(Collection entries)
━━━━━━

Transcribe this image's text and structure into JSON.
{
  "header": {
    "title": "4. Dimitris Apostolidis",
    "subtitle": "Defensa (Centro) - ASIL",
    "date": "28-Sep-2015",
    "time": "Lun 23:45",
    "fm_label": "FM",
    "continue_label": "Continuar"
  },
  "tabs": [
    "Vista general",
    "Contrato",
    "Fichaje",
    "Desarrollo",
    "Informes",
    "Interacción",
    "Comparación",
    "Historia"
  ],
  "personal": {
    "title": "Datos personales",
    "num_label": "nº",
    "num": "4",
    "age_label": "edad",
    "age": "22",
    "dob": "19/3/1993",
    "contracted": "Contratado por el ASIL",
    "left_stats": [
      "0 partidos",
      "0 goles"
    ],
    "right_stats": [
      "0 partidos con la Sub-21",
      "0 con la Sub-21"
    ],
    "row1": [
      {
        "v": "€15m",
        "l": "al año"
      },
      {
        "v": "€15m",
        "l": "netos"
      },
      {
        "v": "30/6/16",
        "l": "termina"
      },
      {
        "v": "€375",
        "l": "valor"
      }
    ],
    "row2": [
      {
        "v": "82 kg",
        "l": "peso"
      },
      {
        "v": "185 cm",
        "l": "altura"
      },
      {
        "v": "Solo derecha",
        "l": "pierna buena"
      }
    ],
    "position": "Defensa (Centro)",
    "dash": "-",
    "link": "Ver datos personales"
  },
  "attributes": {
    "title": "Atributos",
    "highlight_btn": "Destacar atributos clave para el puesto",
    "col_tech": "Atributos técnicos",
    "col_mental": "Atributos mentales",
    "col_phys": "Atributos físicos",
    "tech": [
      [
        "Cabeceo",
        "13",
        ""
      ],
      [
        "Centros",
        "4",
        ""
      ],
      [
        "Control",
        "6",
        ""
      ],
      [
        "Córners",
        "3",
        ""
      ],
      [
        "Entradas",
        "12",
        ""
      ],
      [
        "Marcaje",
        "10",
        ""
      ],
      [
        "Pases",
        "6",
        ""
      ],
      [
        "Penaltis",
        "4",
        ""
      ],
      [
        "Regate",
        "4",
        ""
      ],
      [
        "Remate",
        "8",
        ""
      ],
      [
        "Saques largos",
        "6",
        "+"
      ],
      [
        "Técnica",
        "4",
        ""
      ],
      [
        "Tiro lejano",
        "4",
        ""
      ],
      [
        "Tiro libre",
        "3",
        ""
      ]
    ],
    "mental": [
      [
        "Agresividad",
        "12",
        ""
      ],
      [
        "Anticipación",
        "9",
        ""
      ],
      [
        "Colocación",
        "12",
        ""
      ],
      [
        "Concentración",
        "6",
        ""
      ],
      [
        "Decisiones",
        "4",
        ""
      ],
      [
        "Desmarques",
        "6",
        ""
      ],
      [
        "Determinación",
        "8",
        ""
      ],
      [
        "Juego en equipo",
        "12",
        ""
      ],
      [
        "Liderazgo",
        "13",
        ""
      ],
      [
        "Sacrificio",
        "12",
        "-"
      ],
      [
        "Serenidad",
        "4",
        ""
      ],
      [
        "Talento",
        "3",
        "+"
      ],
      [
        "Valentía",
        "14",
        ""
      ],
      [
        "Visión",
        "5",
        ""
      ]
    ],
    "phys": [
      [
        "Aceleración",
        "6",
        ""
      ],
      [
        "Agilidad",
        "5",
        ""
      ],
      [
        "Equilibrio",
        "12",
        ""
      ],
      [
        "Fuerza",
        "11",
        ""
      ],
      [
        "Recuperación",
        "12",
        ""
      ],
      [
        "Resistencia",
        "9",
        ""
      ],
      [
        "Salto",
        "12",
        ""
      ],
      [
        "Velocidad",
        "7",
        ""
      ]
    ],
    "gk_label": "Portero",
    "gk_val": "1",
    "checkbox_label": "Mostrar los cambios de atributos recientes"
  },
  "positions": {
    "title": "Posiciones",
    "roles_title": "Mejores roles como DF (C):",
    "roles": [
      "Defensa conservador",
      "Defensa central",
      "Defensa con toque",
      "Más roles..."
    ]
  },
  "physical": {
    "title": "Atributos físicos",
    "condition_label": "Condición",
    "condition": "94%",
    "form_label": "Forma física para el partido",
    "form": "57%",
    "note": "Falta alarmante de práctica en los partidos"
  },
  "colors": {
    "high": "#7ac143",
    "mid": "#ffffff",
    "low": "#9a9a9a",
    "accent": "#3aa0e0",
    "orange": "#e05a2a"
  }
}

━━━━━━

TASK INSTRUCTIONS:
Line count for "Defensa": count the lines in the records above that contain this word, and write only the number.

EXPECTED OUTPUT:
5